Open Society Journalism Fellow Jeffrey Barbee journeyed through Southern Africa to discover locally driven projects that are helping people adapt to Climate Change.
This 30 minute documentary delivers a highly visual and exciting report on these adaptations utilizing scientific data, interviews with project leaders, local farmers and researchers from around region.
Scientific data from South Africa's Center for Industrial and Scientific Research (CSIR) underpins dramatic scenery and personal testimony in this visual tour of Southern Africa most beautiful and fragile landscapes.
Apart from expanding our understanding of Climate Change, this film illustrates in large strokes that adaptation in one the worst affected areas is possible and that the world can sometimes look to Africa for answers to some of the biggest challenges we face.
The Desert Research Foundation of Namibia is one of the oldest research stations in the region based at the foot of an ancient desert ecosystem where African scientists are studying and developing grassroot adaptations to Climate Change.
In the Baviaanskloof of South Africa the government, civil groups and local communities have joined forces to replant vast areas of the shrub Spekboom. This restores the water in the area, and also generates financial benefits through the carbon market creating a sustainable cycle of renewal that ultimately finances itself, creates jobs, and secures scarce water resources for future generations.
In the North of Zambia the benefits of conservation farming have come at a time when the rainfall has become more erratic. The country, through a public private partnership with the Conservation Farming Unit, has 300,000 farmers working in conservation agriculture. This system helps farmers adapt to climate change, increasing food security dramatically and supporting the livelihoods of more than a million people.
On a regional level, the Kavango Zambezi Transfrontier Conservation Area (KAZA) focuses on the health of two large watersheds that straddle five countries' borders. It provides a striking example of a multi-national conservation approach that cascades the problem of water security in a time of climate change up to a regional level where international agreements like this ambitious project are vital for sharing and securing resources for everyone's benefit.

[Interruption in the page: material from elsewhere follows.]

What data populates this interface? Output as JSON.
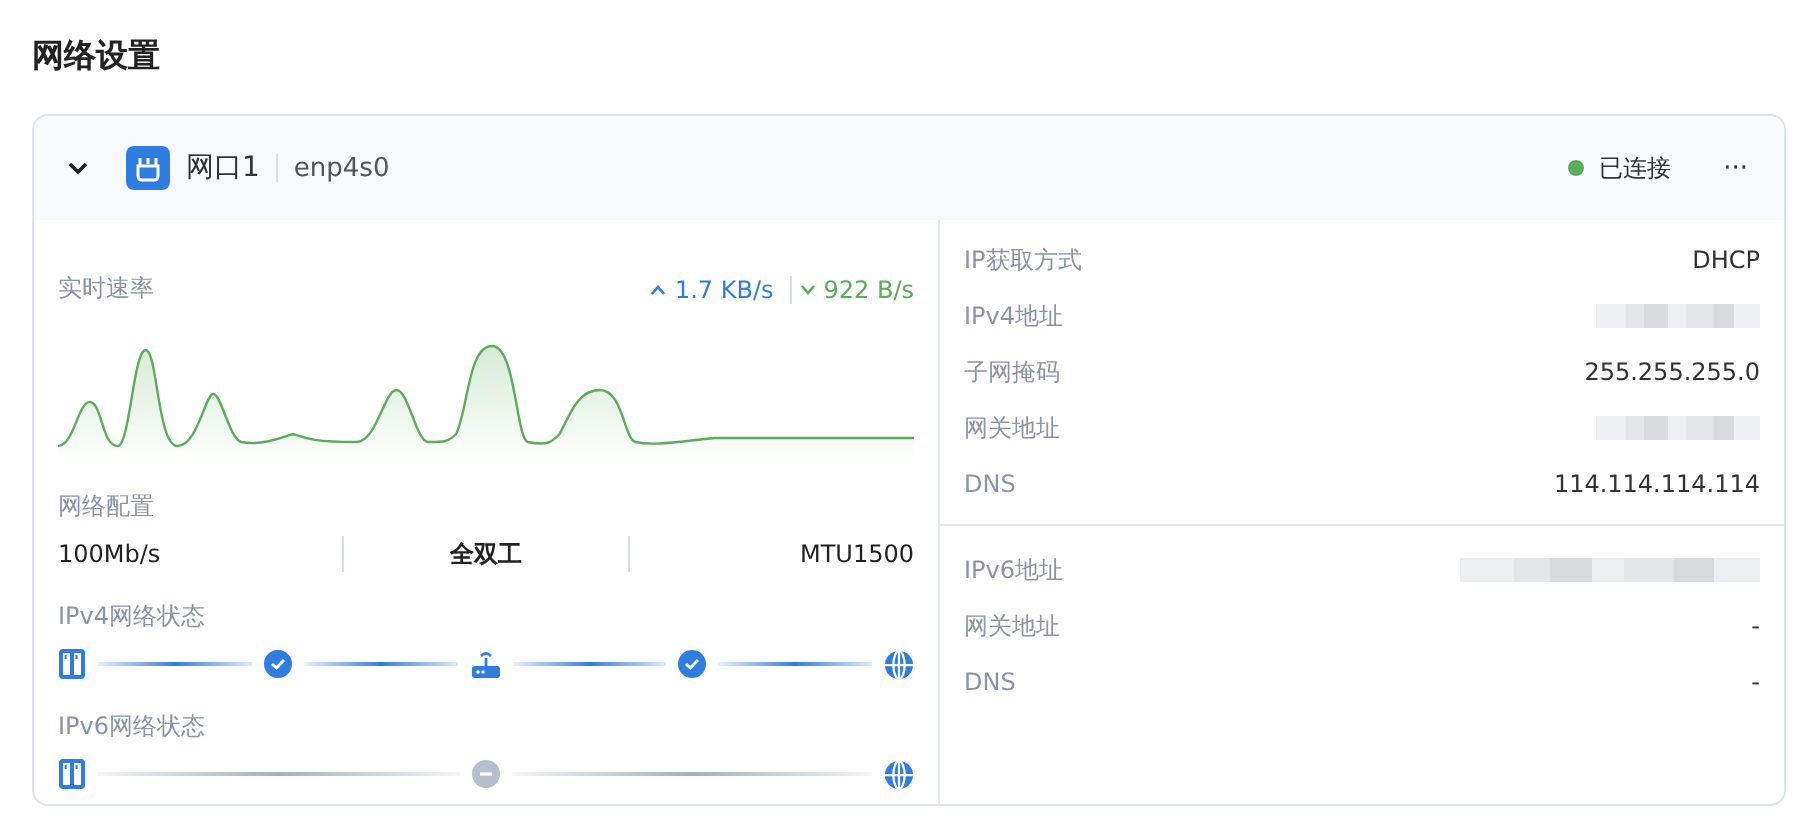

This film illustrates that there is hope here in Africa and helps create a climate for change in the way we see ourselves -from consumers, to caretakers of nature.